The birthland of doom metal, the UK has a rich heritage of quality bands over many decades – beyond forefathers Black Sabbath into Pagan Altar, My Dying Bride and Sleep. Aiming to keep the epic side of the genre alive and put some classic, traditional overtones into the mix we have Scottish quartet King Witch for their second full-length Body of Light. Already impressing this writer for 2018’s Under the Mountain for its mammoth riffs and massive vocal delivery from Laura Donnelly, you always hope that lightning can be delivered twice as its never easy to meet (or exceed) expectations when you’ve had such a sterling start. And even at its longer, hour-long playback, these nine tracks prove King Witch deserve every accolade given as seasoned musicians adding fire to the genre.
Smartly breaking up the typical longer tracks that go from the 8:22 “Return to Dust” all the way to the over ten-minute “Solstice I – She Burns” with regular six-minute and under offerings like the more Motörhead-ish barnstormer “Witches Mark” and evil, doom swinging title track. As a group they aren’t afraid to add exotic, feedback-oriented measures or often switch up tempos in low to high gear beyond their conventional heavy as hell doom riffs and punchy grooves. It’s as if the players know that they are capable of being adventurous and inject some serious progressive interplay during the instrumental sections of “Body of Light” and the closing passage of “Solstice I – She Burns” that are jaw dropping in execution and lift energy-levels to infinity. The tone and ingenious switches from guitarist Jamie Gilchrist take everything from Sabbath and Candlemass to Grand Magus and even older Blue Cheer bluesy / psychedelic nature to that next level of breathtaking doom excellence – from his slower, thoughtful measures to wah-wah power soloing during “Of Rock and Stone”, and the calmer, almost Old Western vibe portrayed throughout “Return to Dust” the man anchors the music with grace, passion, and versatility.

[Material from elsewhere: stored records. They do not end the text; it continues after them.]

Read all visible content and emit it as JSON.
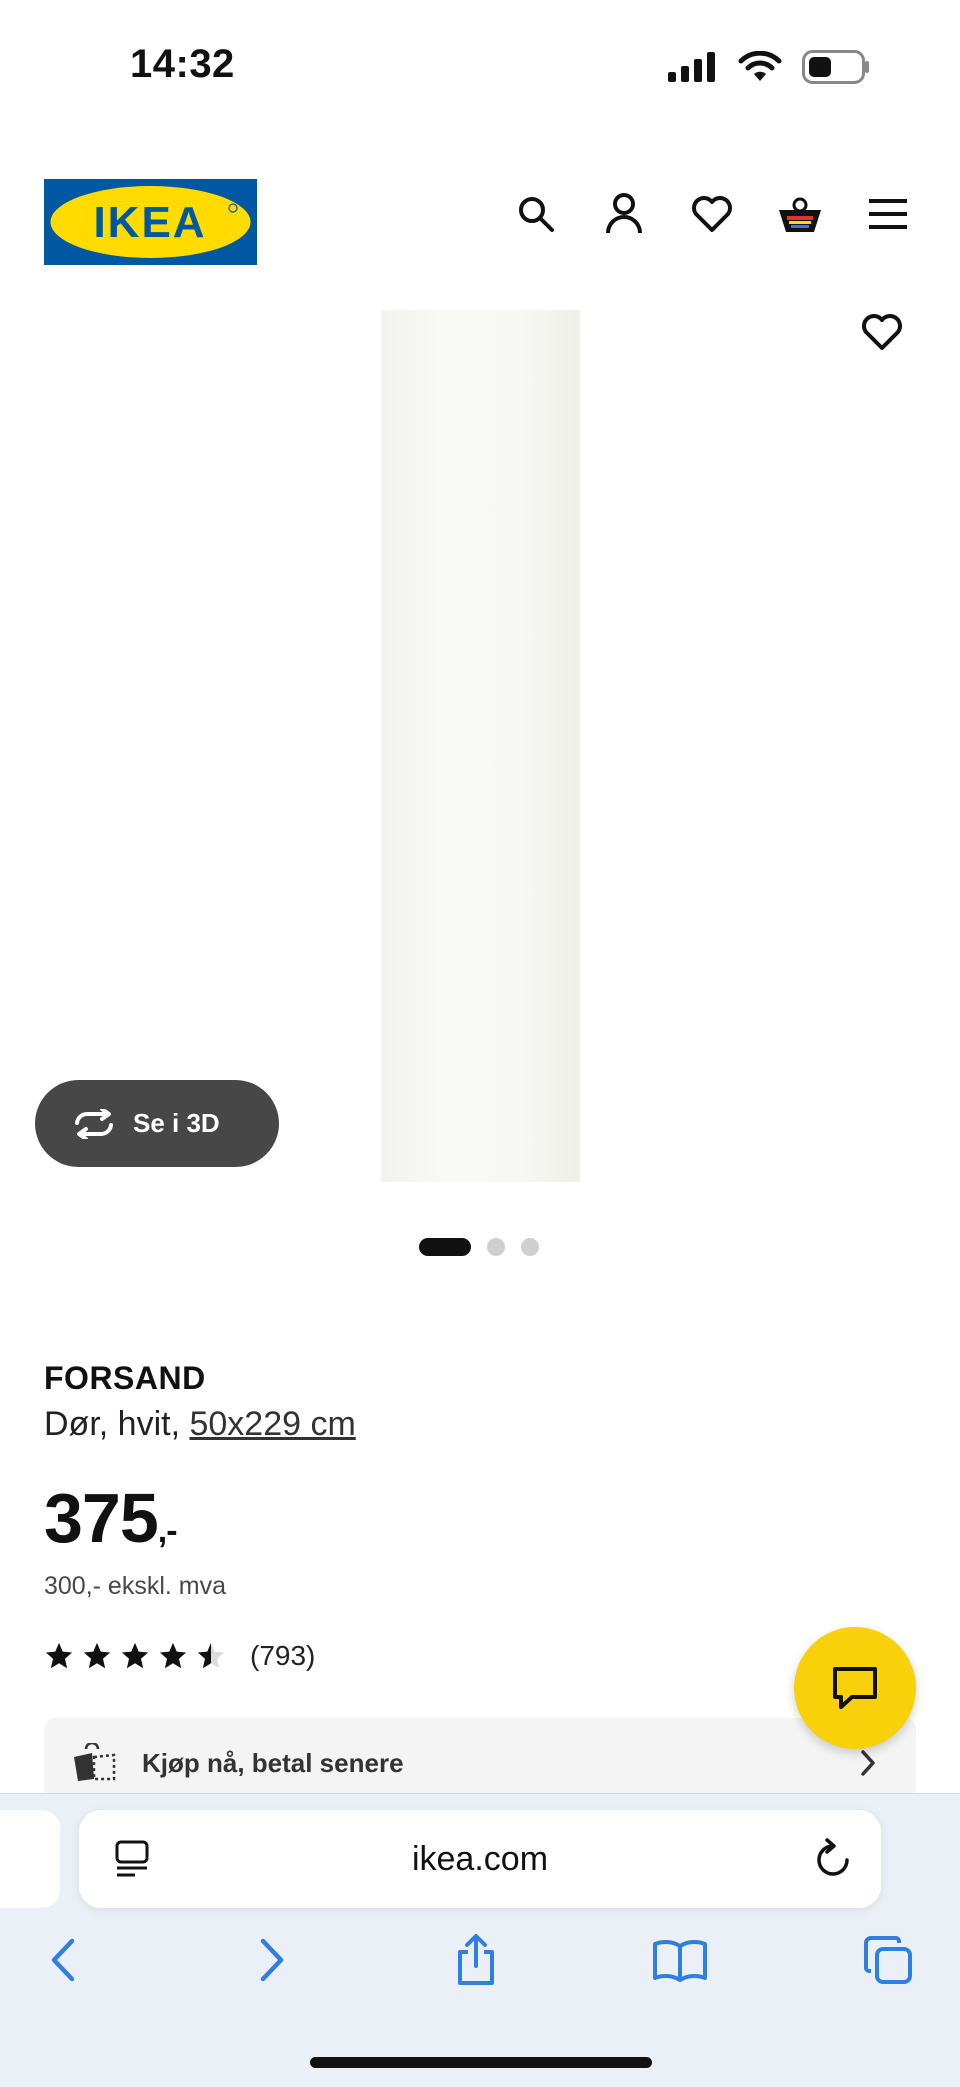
{
  "status_bar": {
    "time": "14:32"
  },
  "header": {
    "logo_text": "IKEA",
    "icons": [
      "search-icon",
      "account-icon",
      "heart-icon",
      "basket-icon",
      "menu-icon"
    ]
  },
  "gallery": {
    "view_3d_label": "Se i 3D",
    "pages": 3,
    "active_page": 1
  },
  "product": {
    "name": "FORSAND",
    "description_prefix": "Dør, hvit, ",
    "size_link": "50x229 cm",
    "price": "375",
    "price_suffix": ",-",
    "price_ex_vat": "300,- ekskl. mva",
    "rating_value": 4.5,
    "rating_count": "(793)"
  },
  "payment_banner": {
    "label": "Kjøp nå, betal senere"
  },
  "browser": {
    "url": "ikea.com"
  },
  "colors": {
    "ikea_blue": "#0058a3",
    "ikea_yellow": "#ffdb00",
    "chat_yellow": "#f9d10b",
    "safari_blue": "#2f7fe0"
  }
}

And then you have Laura Donnelly – a voice that maybe comes around in heavy metal once every decade. A true belter with soul and metal pipes, she can hold out high notes that send shivers down spines and make every hair follicle stand at full attention – one listen to her work on “Of Rock and Stone” or the closing epic “Beyond the Black Gate” proves she belongs in the class of Janis Joplin, Ann Wilson, or possibly the male compatriot to Messiah Marcolin of Candlemass. Her phrasing, her pacing, slow or fast – because of the performances at hand musically, she can stretch her voice anywhere necessary to wring out that extra special melody that turns heads and keeps listeners returning to the record again and again.
Normally bands two albums into their careers are still finding their footing – King Witch already have arrived in peak mode, and hopefully plan to stay there for a long ride. May they get the right tours and festivals in the coming years to spread their message to a world clamoring for more epic doom with titanic, bluesy heavy metal done almost to perfection.